Country of publisher: Portugal

Language of fulltext: English

Full-text formats available: PDF

 

AUTHORS


C. Cindy Fan (Department of Geography, University of California–Los Angeles, USA)

Tianjiao Li (Department of Geography, University of California–Los Angeles, USA)

EDITORIAL INFORMATION

Double blind peer review

Editorial Board

Instructions for authors

Time From Submission to Publication: 15 weeks

 

Abstract | Full Text

For decades, China’s rural migrants have split their households between their rural origins and urban work locations. While the hukou system continues to be a barrier to urban settlement, research has also underscored split households as a migrant strategy that spans the rural and urban boundary, questioning if sustained migration will eventually result in permanent urban settlement. Common split-household arrangements include sole migration, where the spouse and children are left behind, and couple migration, where both spouses are migrants, leaving behind their children. More recently, nuclear family migration involving both the spouse and children has been on the rise. Based on a 2015 nationally representative “floating population” survey, this article compares sole migrants, couple migrants, and family migrants in order to examine which migrants choose which household arrangements, including whether specific household arrangements are more associated with settlement intention than others. Our analysis also reveals differences between work-related migrants and family-related migrants. The findings highlight demographic, gender, economic, employment, and destination differences among the different types of migrant household arrangements, pointing to family migration as a likely indicator of permanent settlement.
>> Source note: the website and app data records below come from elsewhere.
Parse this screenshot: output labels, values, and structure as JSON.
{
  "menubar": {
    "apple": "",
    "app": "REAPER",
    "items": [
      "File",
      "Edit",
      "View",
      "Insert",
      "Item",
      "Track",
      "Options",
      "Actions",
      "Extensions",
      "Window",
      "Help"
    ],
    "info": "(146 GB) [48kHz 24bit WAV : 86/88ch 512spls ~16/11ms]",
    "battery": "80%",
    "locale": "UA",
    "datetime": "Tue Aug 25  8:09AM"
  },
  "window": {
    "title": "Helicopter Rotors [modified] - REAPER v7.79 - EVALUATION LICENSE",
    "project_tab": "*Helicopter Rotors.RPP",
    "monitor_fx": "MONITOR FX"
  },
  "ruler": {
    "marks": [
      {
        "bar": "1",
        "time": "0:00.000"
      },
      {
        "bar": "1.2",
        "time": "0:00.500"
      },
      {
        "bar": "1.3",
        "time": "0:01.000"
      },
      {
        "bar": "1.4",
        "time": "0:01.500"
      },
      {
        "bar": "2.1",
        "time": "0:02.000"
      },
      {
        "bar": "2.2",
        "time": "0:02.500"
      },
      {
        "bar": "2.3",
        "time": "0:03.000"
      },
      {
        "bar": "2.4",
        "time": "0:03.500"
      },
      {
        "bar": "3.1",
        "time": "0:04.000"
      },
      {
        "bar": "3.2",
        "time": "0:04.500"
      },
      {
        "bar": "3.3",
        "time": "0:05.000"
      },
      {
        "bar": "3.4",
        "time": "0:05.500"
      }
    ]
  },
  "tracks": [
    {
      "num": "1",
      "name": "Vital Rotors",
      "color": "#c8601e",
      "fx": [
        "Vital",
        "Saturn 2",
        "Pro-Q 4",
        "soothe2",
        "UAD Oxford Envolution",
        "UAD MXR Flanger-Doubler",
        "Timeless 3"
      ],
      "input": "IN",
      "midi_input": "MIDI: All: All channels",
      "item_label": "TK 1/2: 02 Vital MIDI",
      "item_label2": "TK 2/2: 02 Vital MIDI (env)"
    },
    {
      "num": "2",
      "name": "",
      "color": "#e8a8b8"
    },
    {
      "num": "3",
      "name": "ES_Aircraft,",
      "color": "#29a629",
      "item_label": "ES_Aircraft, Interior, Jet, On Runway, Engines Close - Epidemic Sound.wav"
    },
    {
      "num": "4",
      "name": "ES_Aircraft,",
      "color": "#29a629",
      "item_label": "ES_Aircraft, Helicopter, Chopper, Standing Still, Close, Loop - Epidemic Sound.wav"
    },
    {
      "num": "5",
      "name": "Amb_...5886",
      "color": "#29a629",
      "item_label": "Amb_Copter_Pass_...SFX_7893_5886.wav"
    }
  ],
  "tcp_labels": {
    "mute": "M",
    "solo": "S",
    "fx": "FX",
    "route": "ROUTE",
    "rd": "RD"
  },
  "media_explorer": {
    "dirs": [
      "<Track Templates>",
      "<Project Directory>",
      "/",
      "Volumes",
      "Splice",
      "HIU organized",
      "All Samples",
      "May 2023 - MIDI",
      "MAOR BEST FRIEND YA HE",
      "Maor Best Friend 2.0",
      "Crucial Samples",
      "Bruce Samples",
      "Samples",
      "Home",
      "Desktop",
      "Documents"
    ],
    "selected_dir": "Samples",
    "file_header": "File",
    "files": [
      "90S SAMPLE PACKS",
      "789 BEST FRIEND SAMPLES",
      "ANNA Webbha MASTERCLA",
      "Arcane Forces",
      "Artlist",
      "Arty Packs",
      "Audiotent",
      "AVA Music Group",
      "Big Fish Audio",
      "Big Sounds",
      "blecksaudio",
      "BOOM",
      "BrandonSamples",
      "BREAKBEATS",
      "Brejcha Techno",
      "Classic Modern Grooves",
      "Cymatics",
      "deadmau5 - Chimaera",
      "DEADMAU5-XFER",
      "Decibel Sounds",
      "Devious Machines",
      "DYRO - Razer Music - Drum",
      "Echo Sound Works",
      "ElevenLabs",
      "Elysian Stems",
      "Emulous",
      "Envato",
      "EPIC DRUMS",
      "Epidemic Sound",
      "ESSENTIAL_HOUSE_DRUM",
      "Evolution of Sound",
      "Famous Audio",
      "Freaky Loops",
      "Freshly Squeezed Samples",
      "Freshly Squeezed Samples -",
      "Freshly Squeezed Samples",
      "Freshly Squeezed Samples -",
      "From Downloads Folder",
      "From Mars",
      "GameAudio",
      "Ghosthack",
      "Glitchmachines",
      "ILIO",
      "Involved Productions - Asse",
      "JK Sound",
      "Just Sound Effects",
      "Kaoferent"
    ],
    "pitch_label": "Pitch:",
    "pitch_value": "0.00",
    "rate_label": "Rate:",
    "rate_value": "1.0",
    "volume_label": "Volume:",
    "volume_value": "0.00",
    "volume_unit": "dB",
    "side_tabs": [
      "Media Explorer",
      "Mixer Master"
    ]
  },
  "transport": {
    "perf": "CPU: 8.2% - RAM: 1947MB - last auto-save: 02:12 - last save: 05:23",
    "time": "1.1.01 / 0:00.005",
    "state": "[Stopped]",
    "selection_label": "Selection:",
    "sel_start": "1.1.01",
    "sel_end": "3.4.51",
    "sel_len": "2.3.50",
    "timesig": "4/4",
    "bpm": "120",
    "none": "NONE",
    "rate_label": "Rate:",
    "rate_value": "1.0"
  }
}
The increase of family migration over time signals to urban governments an increased urgency to address their needs as not only temporary dwellers but more permanent residents.